The West exerts influence in Myanmar, but it has been unable to comprehend the dynamics of power. The United States and the European Union have not accurately assessed the military’s resolve and core conviction that without its driving role, national unity and integrity would disappear. The western policy to promote democracy and impose sanctions against the military have produced minimal results.
The media paid huge attention to Russia’s endeavours to woo Myanmar by increasing its defence cooperation since the coup. But the principal player is China, not Russia, despite evident coordination between the two. Beijing enjoys enormous leverage in the ‘Golden Land’ through its control over several ethnic armed organisations, projects covered by the Belt and Road Initiative (BRI), the regime’s protection via veto in the Security Council, and a thick cheque book. Whoever wields power in Naypyitaw develops stakes in close partnership with China. But Myanmar’s rulers also desire independence and balance in their external policy, provided the international community gives them the means for it. Japan understands this geopolitical reality, but acting by itself, Tokyo cannot make a difference. It should act in coordination with ASEAN and India.
As the world’s largest democracy, India is always happy to work with fellow democracies, but it has never been in the business of exporting democracy. Nevertheless, it has done much to shape and to strengthen diplomatic efforts at the UN and through its support to ASEAN for putting Myanmar’s transition to democracy back on the rails. This line was reiterated by India’s Foreign Secretary Harsh Vardhan Shringla in his interactions with the top military leadership in December 2021. He was given a patient hearing even though his request to meet Daw Suu Kyi was denied, as was expected. Besides, New Delhi provided one million doses of “Made in India” vaccines, and humanitarian assistance to the people of Myanmar.
For India, the well-established two-track policy of supporting democracy and maintaining cordial relations with the Government remains in operation. South Block has to protect the state’s interests, guided by realism and pragmatism. It has to discourage a mass influx of refugees; cut the capability of insurgent groups to endanger security in the Northeast from Myanmar soil; safeguard the ongoing projects and investments; and, above all, counter China’s growing influence.
Finally, what future awaits Daw Suu Kyi who no longer dominates the political narrative as she did before the coup? Sadly, she faces three choices, all difficult: long imprisonment, foreign exile, or imposed retirement from politics.
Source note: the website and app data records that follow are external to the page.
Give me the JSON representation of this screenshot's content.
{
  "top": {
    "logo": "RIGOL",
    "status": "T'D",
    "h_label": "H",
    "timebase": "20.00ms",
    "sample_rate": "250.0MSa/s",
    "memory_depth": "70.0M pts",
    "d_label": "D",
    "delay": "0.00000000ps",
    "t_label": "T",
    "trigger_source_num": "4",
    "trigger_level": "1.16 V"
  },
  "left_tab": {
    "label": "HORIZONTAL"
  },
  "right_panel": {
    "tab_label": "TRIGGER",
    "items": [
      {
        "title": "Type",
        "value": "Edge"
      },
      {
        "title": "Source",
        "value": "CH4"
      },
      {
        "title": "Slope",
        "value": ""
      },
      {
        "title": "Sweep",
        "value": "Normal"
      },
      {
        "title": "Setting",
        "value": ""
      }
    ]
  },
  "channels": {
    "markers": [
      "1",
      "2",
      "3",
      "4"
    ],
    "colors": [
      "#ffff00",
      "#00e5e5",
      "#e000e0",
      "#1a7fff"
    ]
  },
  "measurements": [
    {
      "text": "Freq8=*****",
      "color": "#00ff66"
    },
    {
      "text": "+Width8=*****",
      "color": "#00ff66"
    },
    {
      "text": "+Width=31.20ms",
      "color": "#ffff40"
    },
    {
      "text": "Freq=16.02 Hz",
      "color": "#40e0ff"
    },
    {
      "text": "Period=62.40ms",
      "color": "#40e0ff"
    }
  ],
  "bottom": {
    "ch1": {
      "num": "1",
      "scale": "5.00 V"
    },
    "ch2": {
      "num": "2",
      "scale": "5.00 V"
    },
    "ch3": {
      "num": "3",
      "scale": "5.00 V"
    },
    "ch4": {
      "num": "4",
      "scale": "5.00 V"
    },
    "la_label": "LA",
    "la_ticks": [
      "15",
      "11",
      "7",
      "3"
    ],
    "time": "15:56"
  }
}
The last option seems the most likely at present.
This article was first published in The Hindu.
Rajiv Bhatia is Distinguished Fellow, Gateway House and a former Ambassador to Myanmar.